You can find additional information and detailed description of the tumulus in the article entitled “Podgorica praistorijske humke i srednjovjekovne nekropole Gruda Boljevića“.

So at the beginning of this post I said that I believe that Gruda Boljevića tumulus is one of the most important archaeological sites found recently in Europe. The reason why I believe that this tumulus is so important, is because it shows that the dolmen building, golden cross disc making culture which developed in Montenegro in the first half of the third millennium BC, has its direct cultural roots in Yamna culture of the Black Sea steppe. Why is this important?  

I have already shown that the golden cross discs which appear in Ireland and Britain around 2500 BC have their predecessors in golden cross discs from Montenegro which were dated to 2700 BC (Mala Gruda) and some time between 3050 BC and 2700 BC (Gruda Boljevića). Considering that these golden cross discs first appear in Montenegro and then in Ireland and Britain and nowhere else in between suggests that this cultural trait could have been a result of a direct cultural transfer between Montenegro and Ireland and Britain. Irish archaeologists are reluctant to say whether this cultural influence was due to trade or missionary contacts, or whether it was a consequence of a migration of a group people into Ireland. This is because Irish archaeologists don’t read pseudo histories like the Irish annals. If they did they would have seen the old Irish annals tell us that right at the time when the metallurgy and the first golden cross discs appear in Ireland, a group of people, a tribe a clan lead by Partholón arrives in Ireland. Partholón and his people are credited with introducing cattle husbandry, plowing, cooking, dwellings, trade, and dividing the island in four and most importantly for this story, they are credited with bringing gold which before them was not used in Ireland. They bring the golden cross discs. But where did Partholón and his people come from? The Irish annals tell us that too. They tell us that Partholón arrived to Ireland from the Balkans via Iberia. The Lebor Gabála Érenn, an 11th-century Christian pseudo-history of Ireland, tells us more. It tells us that Partholón came to the Balkans from the Black Sea steppe, the land where at the beginning of the 3rd millennium BC we find Yamna culture…I will talk about this in detail in one of my next posts. 

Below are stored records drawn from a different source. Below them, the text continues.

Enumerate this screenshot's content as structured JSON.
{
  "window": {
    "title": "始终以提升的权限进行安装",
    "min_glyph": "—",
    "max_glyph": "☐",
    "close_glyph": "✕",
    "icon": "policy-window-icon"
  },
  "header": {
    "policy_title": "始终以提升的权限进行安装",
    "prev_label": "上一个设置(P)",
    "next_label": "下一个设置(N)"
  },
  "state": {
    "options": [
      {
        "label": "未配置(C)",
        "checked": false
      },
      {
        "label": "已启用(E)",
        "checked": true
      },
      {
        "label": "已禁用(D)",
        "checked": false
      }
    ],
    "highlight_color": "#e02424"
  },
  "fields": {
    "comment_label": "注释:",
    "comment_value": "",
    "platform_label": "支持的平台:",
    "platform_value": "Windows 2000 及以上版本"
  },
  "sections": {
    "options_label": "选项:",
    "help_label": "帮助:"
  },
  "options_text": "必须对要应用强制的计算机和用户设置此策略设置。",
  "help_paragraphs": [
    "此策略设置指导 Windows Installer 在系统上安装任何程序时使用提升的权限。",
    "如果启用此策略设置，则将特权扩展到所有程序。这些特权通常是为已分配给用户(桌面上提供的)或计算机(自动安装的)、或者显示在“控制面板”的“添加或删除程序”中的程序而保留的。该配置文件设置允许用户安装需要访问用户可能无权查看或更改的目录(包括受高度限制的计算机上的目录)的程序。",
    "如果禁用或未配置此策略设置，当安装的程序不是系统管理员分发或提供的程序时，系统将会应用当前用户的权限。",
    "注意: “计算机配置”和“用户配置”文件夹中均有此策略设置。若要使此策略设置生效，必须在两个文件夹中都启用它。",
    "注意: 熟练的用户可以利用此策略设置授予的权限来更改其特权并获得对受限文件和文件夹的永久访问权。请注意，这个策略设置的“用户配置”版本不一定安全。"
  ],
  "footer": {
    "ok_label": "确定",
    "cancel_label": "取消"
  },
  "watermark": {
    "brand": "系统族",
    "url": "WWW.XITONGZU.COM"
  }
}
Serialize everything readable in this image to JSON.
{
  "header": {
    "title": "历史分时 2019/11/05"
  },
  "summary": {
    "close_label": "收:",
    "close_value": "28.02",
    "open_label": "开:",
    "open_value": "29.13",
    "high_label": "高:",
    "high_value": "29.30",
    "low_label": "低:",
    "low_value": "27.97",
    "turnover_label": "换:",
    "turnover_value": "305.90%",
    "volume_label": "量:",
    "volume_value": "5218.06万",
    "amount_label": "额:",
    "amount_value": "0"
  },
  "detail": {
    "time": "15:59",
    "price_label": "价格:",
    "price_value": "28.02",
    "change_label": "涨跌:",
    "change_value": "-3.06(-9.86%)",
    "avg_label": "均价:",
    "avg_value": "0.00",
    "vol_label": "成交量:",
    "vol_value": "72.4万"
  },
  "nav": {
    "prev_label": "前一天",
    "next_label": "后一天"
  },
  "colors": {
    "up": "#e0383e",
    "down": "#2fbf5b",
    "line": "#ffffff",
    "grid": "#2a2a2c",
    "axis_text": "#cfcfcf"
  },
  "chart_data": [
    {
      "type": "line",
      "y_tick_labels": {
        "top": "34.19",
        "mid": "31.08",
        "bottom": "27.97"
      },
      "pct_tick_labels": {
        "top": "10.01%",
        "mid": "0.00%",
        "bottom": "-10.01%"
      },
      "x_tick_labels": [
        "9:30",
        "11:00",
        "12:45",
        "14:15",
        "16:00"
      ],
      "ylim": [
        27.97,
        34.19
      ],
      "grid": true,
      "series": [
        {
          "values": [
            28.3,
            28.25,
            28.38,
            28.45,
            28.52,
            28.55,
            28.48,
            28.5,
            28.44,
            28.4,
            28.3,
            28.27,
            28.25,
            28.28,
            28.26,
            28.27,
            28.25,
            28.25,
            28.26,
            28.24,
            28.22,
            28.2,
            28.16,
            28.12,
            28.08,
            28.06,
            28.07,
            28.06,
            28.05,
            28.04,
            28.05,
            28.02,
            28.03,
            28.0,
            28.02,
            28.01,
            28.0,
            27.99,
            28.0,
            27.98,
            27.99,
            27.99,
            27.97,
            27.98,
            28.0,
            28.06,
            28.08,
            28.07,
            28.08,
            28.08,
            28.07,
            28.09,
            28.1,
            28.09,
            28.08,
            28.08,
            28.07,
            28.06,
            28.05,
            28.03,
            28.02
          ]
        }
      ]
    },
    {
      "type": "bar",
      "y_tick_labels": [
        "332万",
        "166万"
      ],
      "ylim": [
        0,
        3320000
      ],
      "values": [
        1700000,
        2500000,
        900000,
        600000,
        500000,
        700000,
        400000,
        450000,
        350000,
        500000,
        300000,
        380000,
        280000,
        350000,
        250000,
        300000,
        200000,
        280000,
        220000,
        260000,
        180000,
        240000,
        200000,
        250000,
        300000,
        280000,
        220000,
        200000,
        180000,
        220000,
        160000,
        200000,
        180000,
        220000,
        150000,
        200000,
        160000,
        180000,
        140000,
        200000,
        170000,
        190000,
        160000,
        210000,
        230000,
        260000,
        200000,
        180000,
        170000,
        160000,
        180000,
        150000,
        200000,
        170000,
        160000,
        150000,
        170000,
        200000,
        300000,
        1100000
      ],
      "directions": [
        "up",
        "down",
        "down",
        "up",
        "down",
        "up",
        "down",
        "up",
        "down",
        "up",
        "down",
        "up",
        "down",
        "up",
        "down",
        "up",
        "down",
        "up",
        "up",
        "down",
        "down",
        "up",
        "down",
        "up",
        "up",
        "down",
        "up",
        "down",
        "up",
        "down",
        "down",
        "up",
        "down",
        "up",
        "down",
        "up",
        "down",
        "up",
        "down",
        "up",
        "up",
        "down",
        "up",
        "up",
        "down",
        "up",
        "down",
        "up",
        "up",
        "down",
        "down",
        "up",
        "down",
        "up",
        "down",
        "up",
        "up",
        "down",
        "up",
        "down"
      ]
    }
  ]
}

Montenegrian archaeologists are still hesitant to say whether Yamna cultural influence on Montenegro was due to trade or missionary contacts, or whether it was a consequence of a migration of a group of Yamna people into Montenegro. If only Montenegrian archaeologists read Irish pseudo histories….